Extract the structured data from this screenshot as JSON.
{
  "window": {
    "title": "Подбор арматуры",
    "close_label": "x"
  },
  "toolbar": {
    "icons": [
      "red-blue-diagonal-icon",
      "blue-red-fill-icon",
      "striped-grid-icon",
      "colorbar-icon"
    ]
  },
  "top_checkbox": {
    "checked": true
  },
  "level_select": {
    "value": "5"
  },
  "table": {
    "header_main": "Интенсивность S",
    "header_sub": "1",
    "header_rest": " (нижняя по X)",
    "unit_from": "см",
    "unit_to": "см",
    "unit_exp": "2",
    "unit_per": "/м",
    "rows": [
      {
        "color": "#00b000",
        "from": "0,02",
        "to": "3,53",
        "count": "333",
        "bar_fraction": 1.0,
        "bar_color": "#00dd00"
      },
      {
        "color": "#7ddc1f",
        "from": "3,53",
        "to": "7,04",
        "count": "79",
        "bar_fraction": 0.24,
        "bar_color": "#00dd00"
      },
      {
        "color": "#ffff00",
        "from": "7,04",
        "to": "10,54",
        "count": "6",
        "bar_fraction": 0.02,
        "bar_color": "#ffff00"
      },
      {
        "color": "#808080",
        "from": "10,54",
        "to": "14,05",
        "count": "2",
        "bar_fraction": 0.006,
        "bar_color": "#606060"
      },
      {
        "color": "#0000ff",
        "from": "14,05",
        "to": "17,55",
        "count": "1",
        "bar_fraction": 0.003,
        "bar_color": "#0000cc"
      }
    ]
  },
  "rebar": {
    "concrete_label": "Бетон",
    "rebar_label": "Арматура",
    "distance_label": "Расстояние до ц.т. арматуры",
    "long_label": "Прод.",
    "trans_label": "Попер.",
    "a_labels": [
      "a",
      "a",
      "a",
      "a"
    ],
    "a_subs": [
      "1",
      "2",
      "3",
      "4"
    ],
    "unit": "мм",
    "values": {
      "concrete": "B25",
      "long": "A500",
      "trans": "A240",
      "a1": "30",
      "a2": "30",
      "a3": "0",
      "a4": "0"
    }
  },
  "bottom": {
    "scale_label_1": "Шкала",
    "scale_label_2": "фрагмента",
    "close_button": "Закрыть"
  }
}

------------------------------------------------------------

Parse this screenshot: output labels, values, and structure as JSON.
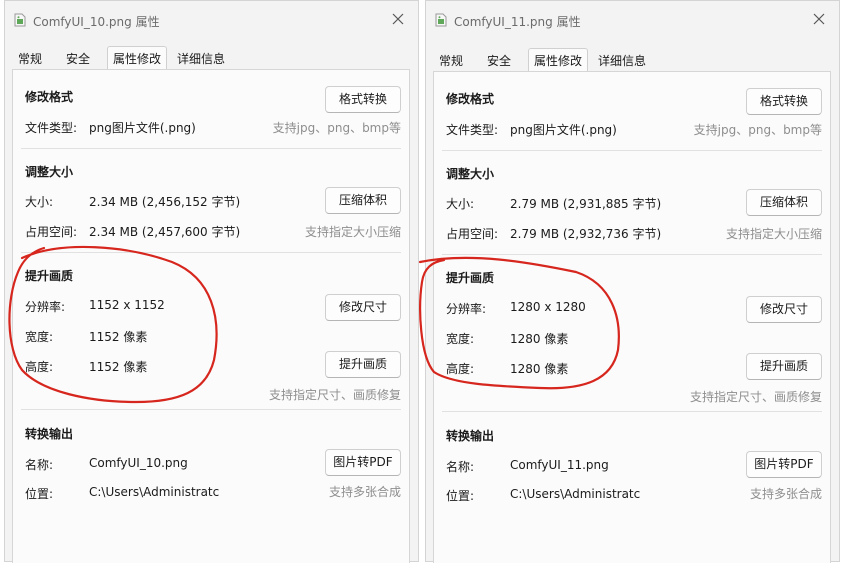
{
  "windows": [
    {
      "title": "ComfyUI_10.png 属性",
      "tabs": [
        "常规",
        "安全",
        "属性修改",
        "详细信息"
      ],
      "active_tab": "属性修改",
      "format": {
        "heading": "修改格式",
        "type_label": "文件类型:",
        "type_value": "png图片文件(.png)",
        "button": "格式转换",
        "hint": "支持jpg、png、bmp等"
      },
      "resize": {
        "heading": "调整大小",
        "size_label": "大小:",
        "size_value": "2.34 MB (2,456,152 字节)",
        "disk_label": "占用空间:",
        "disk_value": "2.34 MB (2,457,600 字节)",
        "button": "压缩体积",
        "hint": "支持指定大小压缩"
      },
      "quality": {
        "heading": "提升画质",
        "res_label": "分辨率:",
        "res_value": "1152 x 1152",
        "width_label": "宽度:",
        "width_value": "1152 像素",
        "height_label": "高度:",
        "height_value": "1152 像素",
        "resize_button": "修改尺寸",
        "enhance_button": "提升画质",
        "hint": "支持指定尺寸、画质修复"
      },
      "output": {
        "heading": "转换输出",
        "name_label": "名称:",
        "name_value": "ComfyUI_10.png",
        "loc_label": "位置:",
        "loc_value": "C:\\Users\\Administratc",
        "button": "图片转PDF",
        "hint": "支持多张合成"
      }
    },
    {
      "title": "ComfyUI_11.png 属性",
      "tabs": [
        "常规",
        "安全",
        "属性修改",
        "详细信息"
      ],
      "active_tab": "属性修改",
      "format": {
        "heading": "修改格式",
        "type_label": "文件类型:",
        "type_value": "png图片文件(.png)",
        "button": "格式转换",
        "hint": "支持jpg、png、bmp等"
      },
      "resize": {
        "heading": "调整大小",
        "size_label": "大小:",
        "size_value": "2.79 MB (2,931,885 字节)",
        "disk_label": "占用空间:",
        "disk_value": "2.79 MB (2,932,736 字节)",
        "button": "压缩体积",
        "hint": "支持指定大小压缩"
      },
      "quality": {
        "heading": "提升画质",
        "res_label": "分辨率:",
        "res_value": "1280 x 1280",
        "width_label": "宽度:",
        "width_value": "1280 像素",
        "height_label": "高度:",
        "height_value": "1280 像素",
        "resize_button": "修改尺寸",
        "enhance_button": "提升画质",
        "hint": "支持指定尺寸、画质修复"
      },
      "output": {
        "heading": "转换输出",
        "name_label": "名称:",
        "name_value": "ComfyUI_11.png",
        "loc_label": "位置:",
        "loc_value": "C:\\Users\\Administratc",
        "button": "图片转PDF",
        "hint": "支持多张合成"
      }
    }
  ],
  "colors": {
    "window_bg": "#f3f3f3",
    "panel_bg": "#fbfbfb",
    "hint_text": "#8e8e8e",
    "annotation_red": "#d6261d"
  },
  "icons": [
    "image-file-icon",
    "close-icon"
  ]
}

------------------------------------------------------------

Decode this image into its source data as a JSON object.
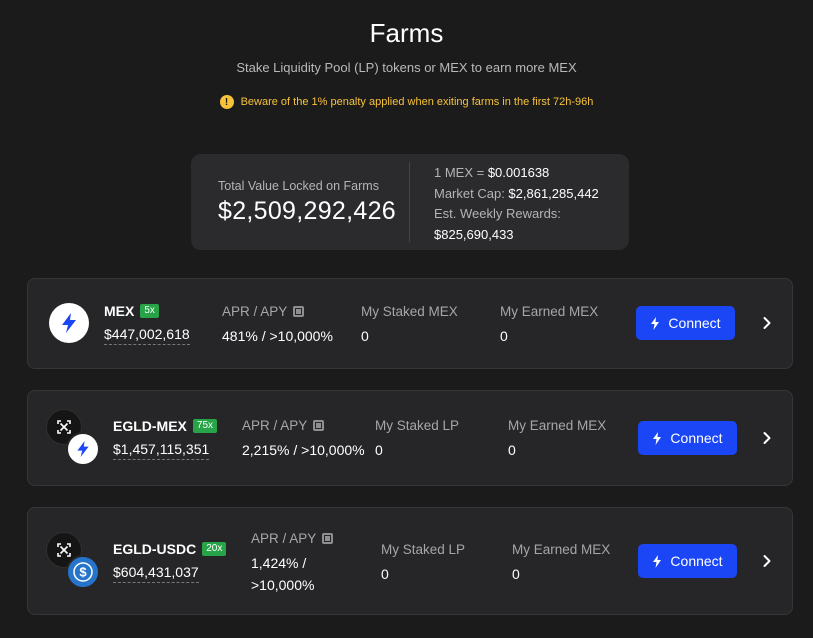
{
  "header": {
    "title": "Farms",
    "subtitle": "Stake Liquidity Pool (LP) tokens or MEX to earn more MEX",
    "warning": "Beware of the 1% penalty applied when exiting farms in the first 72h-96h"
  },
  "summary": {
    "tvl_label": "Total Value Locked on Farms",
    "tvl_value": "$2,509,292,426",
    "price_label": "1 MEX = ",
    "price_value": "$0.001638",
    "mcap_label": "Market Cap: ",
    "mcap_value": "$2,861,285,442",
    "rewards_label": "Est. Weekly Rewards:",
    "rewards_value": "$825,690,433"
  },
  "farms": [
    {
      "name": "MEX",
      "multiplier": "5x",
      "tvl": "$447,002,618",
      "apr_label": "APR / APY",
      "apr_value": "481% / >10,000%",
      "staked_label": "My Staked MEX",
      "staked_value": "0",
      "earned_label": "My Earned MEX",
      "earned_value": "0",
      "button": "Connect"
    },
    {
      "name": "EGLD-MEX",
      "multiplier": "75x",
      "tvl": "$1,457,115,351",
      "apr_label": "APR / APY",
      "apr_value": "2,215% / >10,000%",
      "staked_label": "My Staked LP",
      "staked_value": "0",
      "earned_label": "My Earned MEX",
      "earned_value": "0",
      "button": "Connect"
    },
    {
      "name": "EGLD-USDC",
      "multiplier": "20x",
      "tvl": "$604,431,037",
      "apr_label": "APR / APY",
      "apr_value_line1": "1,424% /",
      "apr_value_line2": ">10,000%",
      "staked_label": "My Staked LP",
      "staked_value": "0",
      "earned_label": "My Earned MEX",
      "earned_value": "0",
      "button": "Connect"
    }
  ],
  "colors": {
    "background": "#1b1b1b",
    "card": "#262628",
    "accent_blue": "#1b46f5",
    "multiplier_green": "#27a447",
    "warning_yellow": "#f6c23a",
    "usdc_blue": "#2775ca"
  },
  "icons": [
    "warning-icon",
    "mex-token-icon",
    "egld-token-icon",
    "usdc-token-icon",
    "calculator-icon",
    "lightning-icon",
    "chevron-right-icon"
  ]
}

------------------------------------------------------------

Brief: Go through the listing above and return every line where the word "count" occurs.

Solution:
        "count": "333",
        "count": "79",
        "count": "6",
        "count": "2",
        "count": "1",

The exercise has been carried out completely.